Of all places for Alexandria rivals T.C. Williams and St. Stephen’s/St. Agnes to meet for a basketball game, the cramped confines of Arlington’s Wakefield High School would seem to be one of the last places people would think of.
But that’s exactly what happened on Dec. 29 as the two schools met in the semi-final round of the Wakefield Holiday Tournament, an irony not lost on Saints coach Kevin McLinton after his team defeated Osbourn Park, 54-52, in a nail-biting first round game.
“I’m looking forward to this game,” he said. “Any time you get the Alexandria schools together, it’s a lot of fun.”
Match-ups not necessarily foreseen when schedules are released are what makes the holidays so great for any basketball junkie around the area. The Saints and Titans faced off in front of a nearly packed gym at Wakefield, and the crowd was almost entirely made up of Alexandrians.
“It’s exciting because people from all over Virginia and Maryland and D.C. can come watch us play, and all of our friends, who are normally playing, can come watch us play,” said T.C. Williams senior Ryan Yates after his Titans defeated the Saints, 59-44.
<b>COACHES AND PLAYERS</b> alike agree that playing in some sort of tournament over break proves beneficial come playoff time. With games on consecutive days, and oftentimes against unfamiliar opponents, the break can serve as an early simulation of what it will be like once district or conference tournaments begin in February.
In T.C. Williams and the Saints’ case, getting in as many games as possible early on has served both squads well in acclimating new players that will be counted on down the stretch. While the Titans return stars Yates and Edward Jenkins from last year’s state title team, there are impact players like junior Billy Rowland, a transfer from Bishop Ireton, who hadn’t yet become fully acclimated to the squad.
After averaging about 11 points per game in the Titans first five games of the season, Rowland seemed to reach a comfort zone of sorts, dominating the interior during the Wakefield tournament while averaging close to 16 points per contest. He was named tournament MVP as a result.
“I’ve never really played in a real Christmas tournament,” said Rowland. “I wanted to take advantage of it.”
Added teammate and guard Gavin Peterson: “You can tell this is bringing our team more together. I like the chemistry we get from tournaments.”
<b>FOR THE SAINTS</b>, going to Wakefield allowed McClinton to further test his duo of impressive sophomores, point guard Dexter Lindsay and Dante Allison, against some of the top competition in the area.
Lindsay responded with 14 points and some clutch plays down the stretch in the Saints’ narrow victory over Osbourn Park in the opening round, while Allison added in 14 points of his own when SSSAS defeated Annandale to take third place overall. Junior Jack Hamilton paced the Saints throughout, averaging more than 13 points in the team’s three games.
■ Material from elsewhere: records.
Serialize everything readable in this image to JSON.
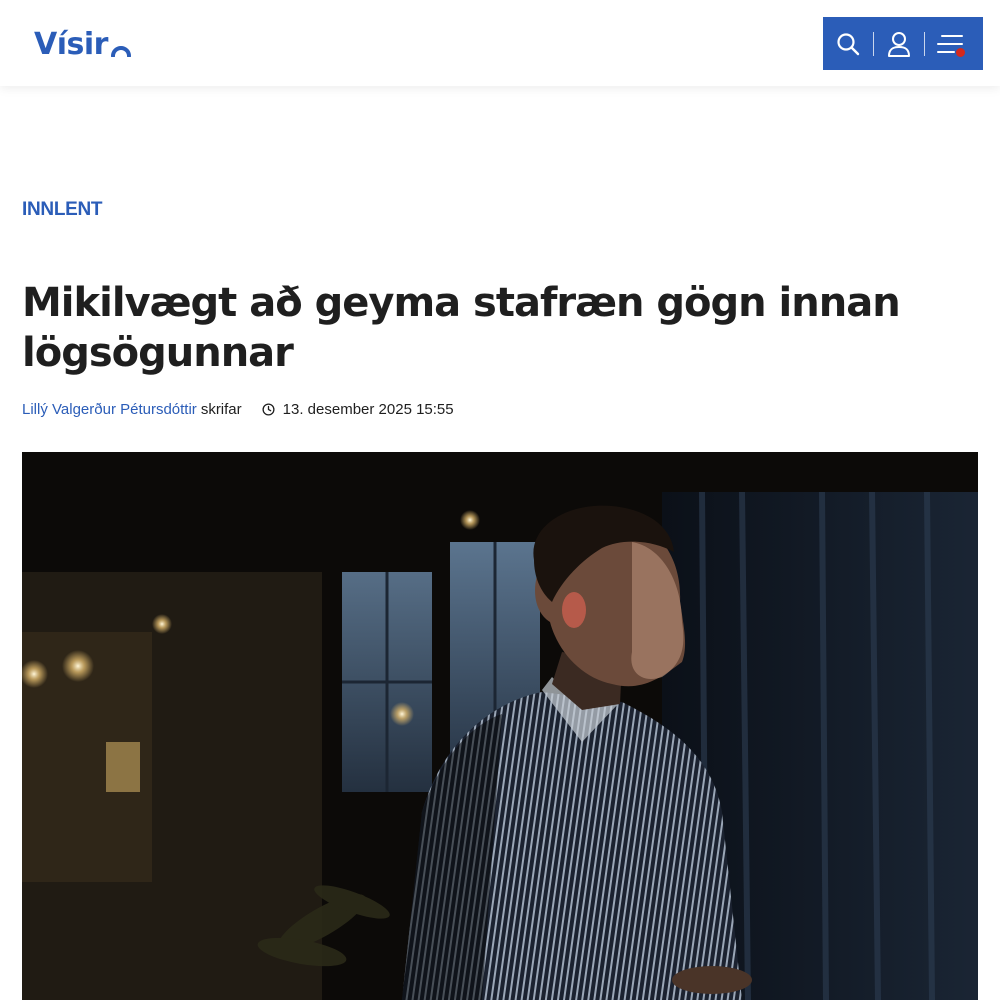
{
  "header": {
    "logo_text": "Vísir",
    "actions": {
      "search_icon": "search-icon",
      "account_icon": "user-icon",
      "menu_icon": "menu-icon"
    },
    "brand_color": "#2b5db8",
    "notification_color": "#d4281c"
  },
  "article": {
    "category": "INNLENT",
    "headline": "Mikilvægt að geyma stafræn gögn innan lög­sögunnar",
    "author": "Lillý Valgerður Pétursdóttir",
    "author_role": "skrifar",
    "published": "13. desember 2025 15:55",
    "hero_image": "photo of a man in a striped shirt in a dim room by windows"
  }
}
“The thing I like about (tournaments) is that you don’t have a long layoff,” said McClinton. “You’ve got two weeks off before you go back to school, so I like for our guys to be doing something. You get to enjoy time with your family over Christmas, but then you get to go back and do what you enjoy doing and that’s basketball.”
<b>TITANS COACH</b> Julian King likes the tournament format because playing so many games in so few days tends to illuminate a team’s deficiencies. King felt his team coasted against the Saints, and despite the win, was looking forward to the next day’s championship game against Wakefield in order to correct those mistakes. T.C. Williams responded with an impressive 67-51 victory over the formally one-loss Warriors. The game was attended by so many people, Wakefield officials had to shut the doors to the building five minutes before game time due to fire marshal rules.
The Titans girl’s basketball team got the opportunity to travel to Myrtle Beach, S.C., where they finished with a 2-2 record. The Ireton boy’s team traveled down to Tampa for a tournament as well. King said he hopes to travel somewhere outside the area next season. But whether near or far, T.C. Williams, like most schools in this area, will be at a tournament somewhere next season.
“We’re the defending state champions and if you want to keep that up, you never rest,” said King.